The last period of contact between Egypt and Israel occurred when Zedekiah, facing Nebuchadrezzar's invasion, called on Egypt for military help in 591–589 BCE (2 Kings 25.20B; Ezek. 17.15). The prophet Jeremiah then reported on the coming of Pharaoh Hophra (Apries), indicating that they could not help Judah's plight because its doom was sealed (Jer. 37.5–10; 44.30; Ezek. 30.21–22). The ancient historians Herodotus and Diodorus Seculus reported on Apries' failed ventures in the Levant; Egypt's help was futile, Jerusalem fell in 586 BCE and many Jews fled to Egypt for safety—among them were Jeremiah and Baruch, his scribe (Jer. 43.5–44.30). Jeremiah then warned Egypt of Nebuchadrezzar's coming invasion, which occurred in 568 BCE.

Whether friend or foe to Israel, Egypt exerted considerable influence over its Levantine neighbor. Egyptian papyrus was the most important commodity received by the Israelites. Even before the Israelites settled in Canaan during the second half of the second millennium BCE, Egypt had economic interests in that region. Egyptian scarabs found in abundance in Bronze and Iron Age sites throughout the Levant attest to Egypt's commercial interests. Interestingly, Egyptian royal scarabs found in both Israel and Judah are replete with Egyptian motifs— winged discs, Egyptian crowns, and Egyptian hair style. Similarly, the ivories found at Megiddo and Samaria are dominated by Egyptian images.

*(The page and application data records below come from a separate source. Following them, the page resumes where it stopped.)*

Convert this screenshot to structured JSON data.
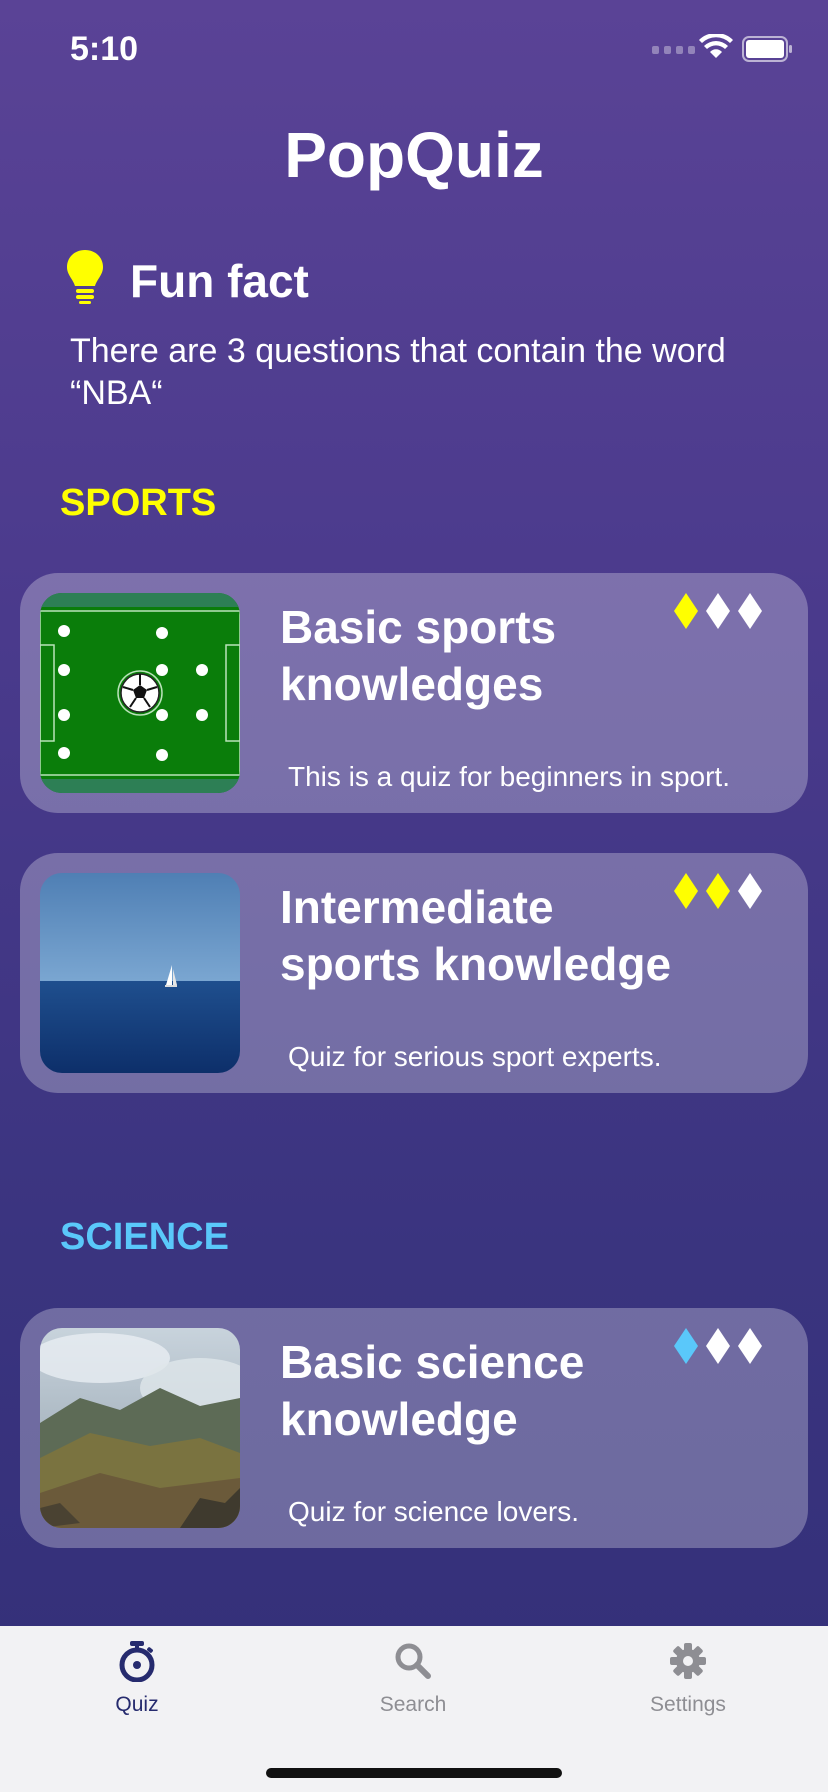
{
  "status": {
    "time": "5:10"
  },
  "app": {
    "title": "PopQuiz"
  },
  "funfact": {
    "title": "Fun fact",
    "text": "There are 3 questions that contain the word “NBA“"
  },
  "categories": [
    {
      "name": "SPORTS",
      "color": "#ffff00"
    },
    {
      "name": "SCIENCE",
      "color": "#5ac8fa"
    }
  ],
  "quizzes": [
    {
      "title": "Basic sports knowledges",
      "description": "This is a quiz for beginners in sport.",
      "difficulty": 1,
      "accent": "#ffff00",
      "image": "soccer-field-image"
    },
    {
      "title": "Intermediate sports knowledge",
      "description": "Quiz for serious sport experts.",
      "difficulty": 2,
      "accent": "#ffff00",
      "image": "sailboat-sea-image"
    },
    {
      "title": "Basic science knowledge",
      "description": "Quiz for science lovers.",
      "difficulty": 1,
      "accent": "#5ac8fa",
      "image": "mountain-landscape-image"
    }
  ],
  "tabs": [
    {
      "label": "Quiz",
      "icon": "stopwatch-icon",
      "active": true
    },
    {
      "label": "Search",
      "icon": "search-icon",
      "active": false
    },
    {
      "label": "Settings",
      "icon": "gear-icon",
      "active": false
    }
  ],
  "colors": {
    "active_tab": "#262b6e",
    "inactive_tab": "#8e8e93"
  }
}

  • Hoffmeier, James K. “Egypt as an Arm of Flesh: A Prophetic Response.” Israel's Apostasy and Restoration: Essays in Honor of Roland K. Harrison, edited by Avraham Gileadi, pp. 79–97. Grand Rapids, 1988.
  • Hoffmeier, James K. Israel in Egypt: Evidence for the Authenticity of the Exodus Tradition. New York, 1997.
  • Kitchen, Kenneth. The Third Intermediate Period in Egypt, Warminster, 1986.
  • Mazar, Amihai. Archaeology of the Land of the Bible. New York, 1990.
  • Redford, Donald B. “A Note on II Kings 17:4.” Journal of the Society for the Study of Egyptian Antiquities 11 (1981), 75–76.
  • Redford, Donald B. Egypt, Canaan, and Israel in Ancient Times. Princeton, 1993.
  • Yurco, F. “Merenptah's Canaanite Campaign.” Journal of the American Research Center in Egypt 23 (1986), 189–215.

James K. Hoffmeier